Problem details
What is needed is the complete listing, repeated exactly.

Task data
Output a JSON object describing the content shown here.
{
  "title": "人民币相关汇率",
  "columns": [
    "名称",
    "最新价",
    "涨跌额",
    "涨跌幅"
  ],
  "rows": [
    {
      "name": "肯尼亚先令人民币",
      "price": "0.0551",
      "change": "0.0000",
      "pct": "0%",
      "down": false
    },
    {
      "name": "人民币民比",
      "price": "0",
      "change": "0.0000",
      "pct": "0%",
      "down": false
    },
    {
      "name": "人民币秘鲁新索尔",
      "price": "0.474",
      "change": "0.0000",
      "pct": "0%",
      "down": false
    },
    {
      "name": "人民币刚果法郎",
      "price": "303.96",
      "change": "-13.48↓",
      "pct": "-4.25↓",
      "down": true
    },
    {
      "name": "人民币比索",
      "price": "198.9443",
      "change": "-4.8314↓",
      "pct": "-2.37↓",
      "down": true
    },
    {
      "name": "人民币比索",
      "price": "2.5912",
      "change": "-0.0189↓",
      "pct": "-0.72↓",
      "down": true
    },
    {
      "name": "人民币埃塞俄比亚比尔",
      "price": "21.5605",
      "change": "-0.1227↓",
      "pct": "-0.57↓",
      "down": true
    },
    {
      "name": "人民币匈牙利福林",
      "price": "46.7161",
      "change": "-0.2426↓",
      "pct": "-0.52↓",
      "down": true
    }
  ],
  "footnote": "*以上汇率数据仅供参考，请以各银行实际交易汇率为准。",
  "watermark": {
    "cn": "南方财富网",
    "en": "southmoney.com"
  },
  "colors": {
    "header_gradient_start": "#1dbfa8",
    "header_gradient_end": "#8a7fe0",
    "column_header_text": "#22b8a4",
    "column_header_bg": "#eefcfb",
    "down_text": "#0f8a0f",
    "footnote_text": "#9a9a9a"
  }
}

Your solution
Output a JSON object describing the content shown here.
{
  "title": "人民币相关汇率",
  "columns": [
    "名称",
    "最新价",
    "涨跌额",
    "涨跌幅"
  ],
  "rows": [
    {
      "name": "肯尼亚先令人民币",
      "price": "0.0551",
      "change": "0.0000",
      "pct": "0%",
      "down": false
    },
    {
      "name": "人民币民比",
      "price": "0",
      "change": "0.0000",
      "pct": "0%",
      "down": false
    },
    {
      "name": "人民币秘鲁新索尔",
      "price": "0.474",
      "change": "0.0000",
      "pct": "0%",
      "down": false
    },
    {
      "name": "人民币刚果法郎",
      "price": "303.96",
      "change": "-13.48↓",
      "pct": "-4.25↓",
      "down": true
    },
    {
      "name": "人民币比索",
      "price": "198.9443",
      "change": "-4.8314↓",
      "pct": "-2.37↓",
      "down": true
    },
    {
      "name": "人民币比索",
      "price": "2.5912",
      "change": "-0.0189↓",
      "pct": "-0.72↓",
      "down": true
    },
    {
      "name": "人民币埃塞俄比亚比尔",
      "price": "21.5605",
      "change": "-0.1227↓",
      "pct": "-0.57↓",
      "down": true
    },
    {
      "name": "人民币匈牙利福林",
      "price": "46.7161",
      "change": "-0.2426↓",
      "pct": "-0.52↓",
      "down": true
    }
  ],
  "footnote": "*以上汇率数据仅供参考，请以各银行实际交易汇率为准。",
  "watermark": {
    "cn": "南方财富网",
    "en": "southmoney.com"
  },
  "colors": {
    "header_gradient_start": "#1dbfa8",
    "header_gradient_end": "#8a7fe0",
    "column_header_text": "#22b8a4",
    "column_header_bg": "#eefcfb",
    "down_text": "#0f8a0f",
    "footnote_text": "#9a9a9a"
  }
}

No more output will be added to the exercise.